On the tails of his inclusion in Lynne Cooke’s “Outliers and American Vanguard Art,” the presentation marks the largest group of Yoakum’s work assembled in New York since 1972, when the Whitney Museum of American Art staged a solo exhibition dedicated to his work. In conjunction with the presentation, the gallery will publish a major catalogue featuring a new text on the artist, archival material, and contributions from the Art Institute of Chicago, the Roger Brown Study Collection at the School of the Art Institute of Chicago, Intuit: The Center for Intuitive and Outsider Art, The Museum of Everything, Jeff Koons, and KAWS. The exhibition will be on view from June 20th through July 26th, 2019.
An artist of African American and Native American descent, Joseph Elmer Yoakum made drawings that describe a life spent traveling, first with the circus as a young man, then with the army during World War I, and later, alone hopping train cars in the American West – all before settling in Chicago, where he committed to a life of art making around 1962. A set of competing narratives seeks to account for the details of his life: per official documentation, Joseph Elmer Yoakum was born to John Yokum (a previous spelling of the family name) and Frances Wadlow on February 20th, 1890, in Ash Grove, Missouri. But according to Yoakum, he was born in 1888, “near the village of Window Rock, Arizona, in the Southwest territory before it were [sic] made the Navajo and Apache Indian reservation.” He often claimed Navajo heritage, referring to himself as “Na-va-JOE,” but his Native American heritage can rather be traced to the Cherokee Nation, through both of his parents. Many aspects of his biography remains similarly uncertain – such as his time spent traveling with the Ringling Brothers Circus, or his role as a billposter for Buffalo Bill Cody’s Wild West Show – and contribute to a picture of his life that rests between myth and fact.
Yoakum first settled in Chicago in the late 1920s, where he spent some thirty years working as a mechanic, carpenter, and railroad inspector, before dedicating his life to his art around 1962, at the age of 72. Yoakum relocated to a storefront on Chicago’s South Side in 1966, where he began the most productive period of his career. It was during this time that Yoakum developed his mature style: characterized by a densely patterned and radically flattened approach, Yoakum’s drawings often feature brightly colored geographies, gently moving streams, and complex layers of receding trees.
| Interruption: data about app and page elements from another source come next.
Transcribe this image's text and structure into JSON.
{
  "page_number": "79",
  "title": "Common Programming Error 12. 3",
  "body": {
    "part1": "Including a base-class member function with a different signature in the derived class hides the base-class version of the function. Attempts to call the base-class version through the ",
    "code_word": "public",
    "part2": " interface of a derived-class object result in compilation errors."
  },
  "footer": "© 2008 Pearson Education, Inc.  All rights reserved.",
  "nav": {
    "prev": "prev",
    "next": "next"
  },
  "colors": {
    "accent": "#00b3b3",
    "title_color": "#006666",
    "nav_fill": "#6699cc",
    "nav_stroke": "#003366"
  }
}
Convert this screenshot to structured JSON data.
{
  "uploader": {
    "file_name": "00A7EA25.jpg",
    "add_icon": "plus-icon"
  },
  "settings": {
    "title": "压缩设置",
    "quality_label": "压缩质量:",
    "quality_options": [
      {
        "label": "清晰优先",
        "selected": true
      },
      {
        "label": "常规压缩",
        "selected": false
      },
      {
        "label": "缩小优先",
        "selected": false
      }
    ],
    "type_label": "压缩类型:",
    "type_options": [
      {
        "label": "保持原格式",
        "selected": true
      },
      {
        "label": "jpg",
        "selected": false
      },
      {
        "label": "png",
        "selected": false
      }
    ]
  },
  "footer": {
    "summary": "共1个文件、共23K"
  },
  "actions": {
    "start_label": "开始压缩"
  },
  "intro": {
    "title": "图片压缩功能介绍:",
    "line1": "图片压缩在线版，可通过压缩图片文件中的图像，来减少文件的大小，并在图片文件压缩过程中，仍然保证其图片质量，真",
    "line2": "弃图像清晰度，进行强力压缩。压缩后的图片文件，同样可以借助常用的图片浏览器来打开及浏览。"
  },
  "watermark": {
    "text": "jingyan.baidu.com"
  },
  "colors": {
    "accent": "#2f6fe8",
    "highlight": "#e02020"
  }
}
Yoakum claimed to have traveled to each of the locations he drew – locations often denoted by a specific title in the top left quadrant of the page, much like a picture postcard – and that he pulled his compositions from memory. Though many expressed doubts about the truth of his claims, one of the artist’s biographers, Derrel B. DePasse, found that Yoakum had indeed visited may of the places his drawings depict.
John Hopgood, an instructor at Chicago State College, happened upon Yoakum’s studio in 1967, and immediately recognized the quality of his work. Hopgood organized Yoakum’s first show at The Whole, a coffee shop in the basement of St. Bartholomew’s Church of Englewood, and secured him representation with the Edward Sherbeyn Gallery, which staged a second exhibition of his work in 1968. This exhibition caught the attention of Whitney Halstead, a professor at the School of the Art Institute of Chicago, who became Yoakum’s greatest champion. Halstead’s students at the time were a group of artists who came to be known as the Chicago Imagists, and included Roger Brown, Gladys Nilsson, Jim Nutt, Ed Paschke, and Christina Ramberg, many of whom championed, collected, and drew inspiration from Yoakum’s work. Indeed, as Roger Brown described, finding Yoakum “was like finding [Henri] Rousseau in our own backyard." Yoakum’s success ballooned from there, culminating in a major solo presentation at the Whitney Museum of American Art, curated by Marcia Tucker, which opened just a month before Yoakum died.